4) Suspension and steering
Not renowned for having the most impressive handling and it can feel a little boat-like, but with a well-maintained suspension and steering setup any 240 should provide a smooth and comfortable ride. Fitted with MacPherson front struts and a solid rear axle it’s not an overly complicated affair but with any car of this vintage it’s always pertinent to inspect the suspension bushes and this will help to give an indication of whether or not the car has been looked after. It can be expensive if you need to replace the whole lot and it’s well worth upgrading to polyurethane items if you do, as this will tighten everything up and improve the handling and feel of the car. Check the steering rack for leaks, especially on high mileage cars and ensure that the power assistance works – there shouldn’t be any play or notchiness in the steering. The rear axle and differential are practically indestructible but do inspect them for any oil leaks as low oil levels will cause premature wear. A lot of 240s, especially the estates, were used as tow cars so if that’s your poison do make sure the rear suspension hasn’t sagged. Rear springs are cheap and easy to replace but if you find a car that needs a lot of fettling then the garage bills can soon pile up.

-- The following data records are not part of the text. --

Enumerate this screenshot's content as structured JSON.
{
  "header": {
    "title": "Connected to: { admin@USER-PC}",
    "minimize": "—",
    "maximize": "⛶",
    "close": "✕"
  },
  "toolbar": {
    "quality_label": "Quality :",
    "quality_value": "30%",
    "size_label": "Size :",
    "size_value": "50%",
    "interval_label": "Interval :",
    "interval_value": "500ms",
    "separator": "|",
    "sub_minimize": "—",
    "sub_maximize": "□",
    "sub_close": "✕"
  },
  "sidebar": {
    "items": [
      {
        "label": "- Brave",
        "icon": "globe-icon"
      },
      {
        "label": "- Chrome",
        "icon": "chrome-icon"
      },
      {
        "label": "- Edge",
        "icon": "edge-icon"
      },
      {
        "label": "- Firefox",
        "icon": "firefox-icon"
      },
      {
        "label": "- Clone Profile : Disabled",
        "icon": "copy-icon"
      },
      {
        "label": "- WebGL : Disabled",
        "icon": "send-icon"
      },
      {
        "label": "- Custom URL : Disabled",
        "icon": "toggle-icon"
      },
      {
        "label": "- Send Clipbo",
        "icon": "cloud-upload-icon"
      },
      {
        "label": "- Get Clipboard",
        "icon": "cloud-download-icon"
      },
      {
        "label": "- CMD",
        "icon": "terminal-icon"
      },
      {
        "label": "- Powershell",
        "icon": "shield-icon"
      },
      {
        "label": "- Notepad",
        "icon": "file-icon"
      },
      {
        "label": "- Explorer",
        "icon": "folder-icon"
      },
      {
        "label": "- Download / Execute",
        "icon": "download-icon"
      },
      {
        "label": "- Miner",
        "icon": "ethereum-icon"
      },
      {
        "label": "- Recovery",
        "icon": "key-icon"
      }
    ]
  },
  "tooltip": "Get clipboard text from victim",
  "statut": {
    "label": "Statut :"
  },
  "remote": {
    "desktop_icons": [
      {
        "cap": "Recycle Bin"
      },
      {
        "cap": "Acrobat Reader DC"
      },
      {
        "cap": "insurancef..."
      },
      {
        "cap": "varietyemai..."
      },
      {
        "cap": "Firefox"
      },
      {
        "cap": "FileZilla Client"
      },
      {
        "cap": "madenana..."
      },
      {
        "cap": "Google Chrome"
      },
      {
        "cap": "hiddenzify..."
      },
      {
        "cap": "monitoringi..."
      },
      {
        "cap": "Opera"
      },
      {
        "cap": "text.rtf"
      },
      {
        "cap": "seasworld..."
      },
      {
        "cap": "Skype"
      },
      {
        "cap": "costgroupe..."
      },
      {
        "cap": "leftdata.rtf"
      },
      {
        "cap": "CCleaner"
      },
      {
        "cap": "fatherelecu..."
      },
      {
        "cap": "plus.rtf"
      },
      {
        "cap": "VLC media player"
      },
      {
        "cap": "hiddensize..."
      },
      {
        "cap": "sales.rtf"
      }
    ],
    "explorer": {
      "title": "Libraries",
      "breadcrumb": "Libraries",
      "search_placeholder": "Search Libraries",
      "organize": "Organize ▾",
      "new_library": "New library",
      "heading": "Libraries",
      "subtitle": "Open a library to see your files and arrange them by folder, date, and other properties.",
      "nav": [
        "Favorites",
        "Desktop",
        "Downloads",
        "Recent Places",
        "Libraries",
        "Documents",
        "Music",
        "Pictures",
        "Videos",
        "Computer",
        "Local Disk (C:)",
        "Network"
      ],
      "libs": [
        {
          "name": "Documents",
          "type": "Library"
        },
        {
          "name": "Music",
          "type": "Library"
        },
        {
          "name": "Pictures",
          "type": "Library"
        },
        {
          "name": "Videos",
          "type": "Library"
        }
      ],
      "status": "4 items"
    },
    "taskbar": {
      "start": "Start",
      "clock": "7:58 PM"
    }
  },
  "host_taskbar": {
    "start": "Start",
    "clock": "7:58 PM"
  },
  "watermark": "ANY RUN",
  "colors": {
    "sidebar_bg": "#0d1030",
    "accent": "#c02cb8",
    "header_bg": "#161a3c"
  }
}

All 240s came with disc brakes on every corner and they work well, providing plenty of stopping power. There’s not a lot to worry about as far as the brake setup is concerned but brake pipes can corrode and check the flexible hoses for any bulges or deterioration. Inspect the discs for any scoring or lipped edges and make sure the pads have plenty of meat left on them. Both are easy to replace and inexpensive but again, neglected brakes could point to the car being generally unloved overall, so heed the warning signs and factor in any additional costs when agreeing a price.
If you new feel inspired to buy one of these trusty Swedes, how about the one pictured here? It’s available from Stone Cold Classics, and could easily be one of the best out there. It could be yours for just £5,990.